┌──

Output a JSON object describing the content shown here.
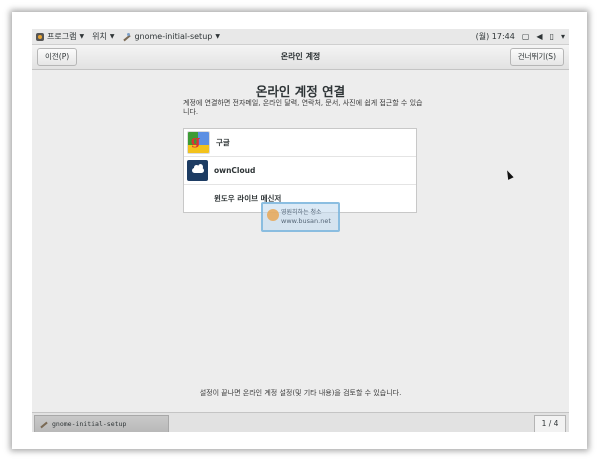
{
  "top_panel": {
    "applications_label": "프로그램",
    "places_label": "위치",
    "app_menu_label": "gnome-initial-setup",
    "clock": "(월) 17:44",
    "icons": [
      "applications-foot-icon",
      "chevron-down-icon",
      "display-icon",
      "volume-icon",
      "battery-icon",
      "power-icon"
    ]
  },
  "header_bar": {
    "back_label": "이전(P)",
    "title": "온라인 계정",
    "skip_label": "건너뛰기(S)"
  },
  "content": {
    "title": "온라인 계정 연결",
    "description": "계정에 연결하면 전자메일, 온라인 달력, 연락처, 문서, 사진에 쉽게 접근할 수 있습니다.",
    "accounts": [
      {
        "name": "구글",
        "icon": "google-logo-icon"
      },
      {
        "name": "ownCloud",
        "icon": "owncloud-logo-icon"
      },
      {
        "name": "윈도우 라이브 메신저",
        "icon": ""
      }
    ],
    "footer_note": "설정이 끝나면 온라인 계정 설정(및 기타 내용)을 검토할 수 있습니다."
  },
  "watermark": {
    "line1": "영원히하는 청소",
    "line2": "www.busan.net"
  },
  "bottom_panel": {
    "task_label": "gnome-initial-setup",
    "workspace": "1 / 4"
  },
  "colors": {
    "panel_bg": "#e8e8e8",
    "screen_bg": "#ededed",
    "list_bg": "#ffffff",
    "google_green": "#3d9b35",
    "google_blue": "#5b8fe3",
    "google_yellow": "#f3c21b",
    "owncloud_bg": "#1d3c63"
  }
}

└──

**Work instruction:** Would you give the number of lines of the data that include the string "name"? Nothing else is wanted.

**Solution:** 3